» What needs to be done
Filter the data for "that" and copy matching lines.

[Dataset items]
+++++

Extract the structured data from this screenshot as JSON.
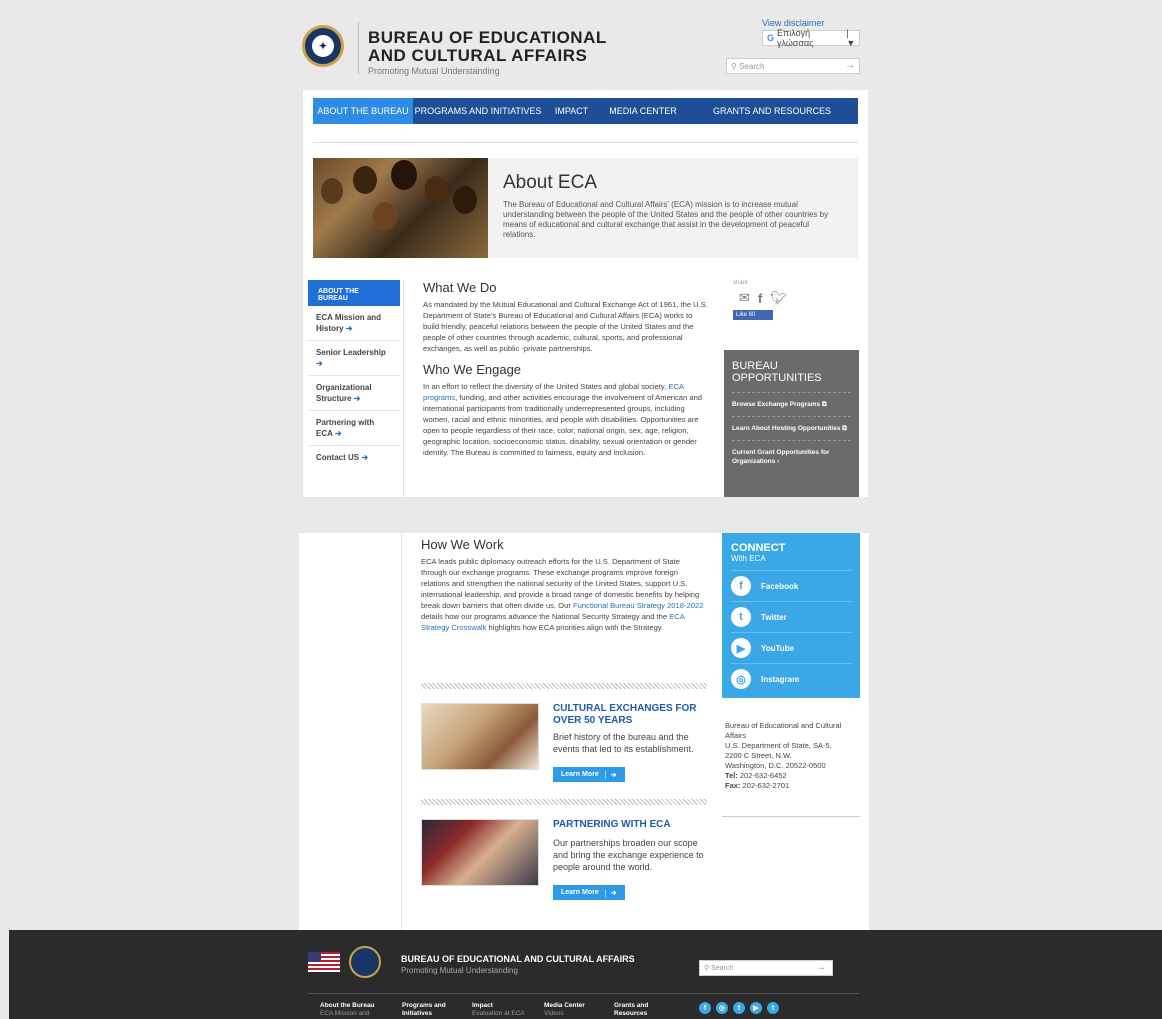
{
  "header": {
    "org_line1": "BUREAU OF EDUCATIONAL",
    "org_line2": "AND CULTURAL AFFAIRS",
    "tagline": "Promoting Mutual Understanding",
    "disclaimer": "View disclaimer",
    "translate_label": "Επιλογή γλώσσας",
    "search_placeholder": "Search"
  },
  "nav": {
    "items": [
      "ABOUT THE BUREAU",
      "PROGRAMS AND INITIATIVES",
      "IMPACT",
      "MEDIA CENTER",
      "GRANTS AND RESOURCES"
    ],
    "active": 0
  },
  "hero": {
    "title": "About ECA",
    "text": "The Bureau of Educational and Cultural Affairs' (ECA) mission is to increase mutual understanding between the people of the United States and the people of other countries by means of educational and cultural exchange that assist in the development of peaceful relations."
  },
  "sidebar": {
    "active": "ABOUT THE BUREAU",
    "links": [
      "ECA Mission and History",
      "Senior Leadership",
      "Organizational Structure",
      "Partnering with ECA",
      "Contact US"
    ],
    "arrow": "➔"
  },
  "main": {
    "what_title": "What We Do",
    "what_text": "As mandated by the Mutual Educational and Cultural Exchange Act of 1961, the U.S. Department of State's Bureau of Educational and Cultural Affairs (ECA) works to build friendly, peaceful relations between the people of the United States and the people of other countries through academic, cultural, sports, and professional exchanges, as well as public -private partnerships.",
    "who_title": "Who We Engage",
    "who_text_pre": "In an effort to reflect the diversity of the United States and global society, ",
    "who_link": "ECA programs",
    "who_text_post": ", funding, and other activities encourage the involvement of American and international participants from traditionally underrepresented groups, including women, racial and ethnic minorities, and people with disabilities. Opportunities are open to people regardless of their race, color, national origin, sex, age, religion, geographic location, socioeconomic status, disability, sexual orientation or gender identity. The Bureau is committed to fairness, equity and inclusion.",
    "how_title": "How We Work",
    "how_text_1": "ECA leads public diplomacy outreach efforts for the U.S. Department of State through our exchange programs. These exchange programs improve foreign relations and strengthen the national security of the United States, support U.S. international leadership, and provide a broad range of domestic benefits by helping break down barriers that often divide us. Our ",
    "how_link_1": "Functional Bureau Strategy 2018-2022",
    "how_text_2": " details how our programs advance the National Security Strategy and the ",
    "how_link_2": "ECA Strategy Crosswalk",
    "how_text_3": " highlights how ECA priorities align with the Strategy."
  },
  "share": {
    "label": "share",
    "like": "Like 60"
  },
  "opportunities": {
    "title": "BUREAU OPPORTUNITIES",
    "items": [
      "Browse Exchange Programs",
      "Learn About Hosting Opportunities",
      "Current Grant Opportunities for Organizations"
    ]
  },
  "features": [
    {
      "title": "CULTURAL EXCHANGES FOR OVER 50 YEARS",
      "text": "Brief history of the bureau and the events that led to its establishment.",
      "button": "Learn More"
    },
    {
      "title": "PARTNERING WITH ECA",
      "text": "Our partnerships broaden our scope and bring the exchange experience to people around the world.",
      "button": "Learn More"
    }
  ],
  "connect": {
    "title": "CONNECT",
    "subtitle": "With ECA",
    "items": [
      {
        "label": "Facebook",
        "glyph": "f"
      },
      {
        "label": "Twitter",
        "glyph": "t"
      },
      {
        "label": "YouTube",
        "glyph": "▶"
      },
      {
        "label": "Instagram",
        "glyph": "◎"
      }
    ]
  },
  "address": {
    "name": "Bureau of Educational and Cultural Affairs",
    "line1": "U.S. Department of State, SA-5,",
    "line2": "2200 C Street, N.W.",
    "line3": "Washington, D.C. 20522-0500",
    "tel_label": "Tel:",
    "tel": "202-632-6452",
    "fax_label": "Fax:",
    "fax": "202-632-2701"
  },
  "footer": {
    "title": "BUREAU OF EDUCATIONAL AND CULTURAL AFFAIRS",
    "tagline": "Promoting Mutual Understanding",
    "search_placeholder": "Search",
    "nav": [
      {
        "label": "About the Bureau",
        "sub": "ECA Mission and"
      },
      {
        "label": "Programs and Initiatives",
        "sub": ""
      },
      {
        "label": "Impact",
        "sub": "Evaluation at ECA"
      },
      {
        "label": "Media Center",
        "sub": "Videos"
      },
      {
        "label": "Grants and Resources",
        "sub": ""
      }
    ],
    "social": [
      "f",
      "◎",
      "t",
      "▶",
      "t"
    ]
  },
  "colors": {
    "nav_bg": "#1f4e99",
    "nav_active": "#2f8ce6",
    "link": "#2a6fb6",
    "connect_bg": "#3aa7e6",
    "opps_bg": "#6b6b6b",
    "footer_bg": "#2b2b2b"
  }
}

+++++

» Expected output
    "text": "The Bureau of Educational and Cultural Affairs' (ECA) mission is to increase mutual understanding between the people of the United States and the people of other countries by means of educational and cultural exchange that assist in the development of peaceful relations."
    "how_text_1": "ECA leads public diplomacy outreach efforts for the U.S. Department of State through our exchange programs. These exchange programs improve foreign relations and strengthen the national security of the United States, support U.S. international leadership, and provide a broad range of domestic benefits by helping break down barriers that often divide us. Our ",
      "text": "Brief history of the bureau and the events that led to its establishment.",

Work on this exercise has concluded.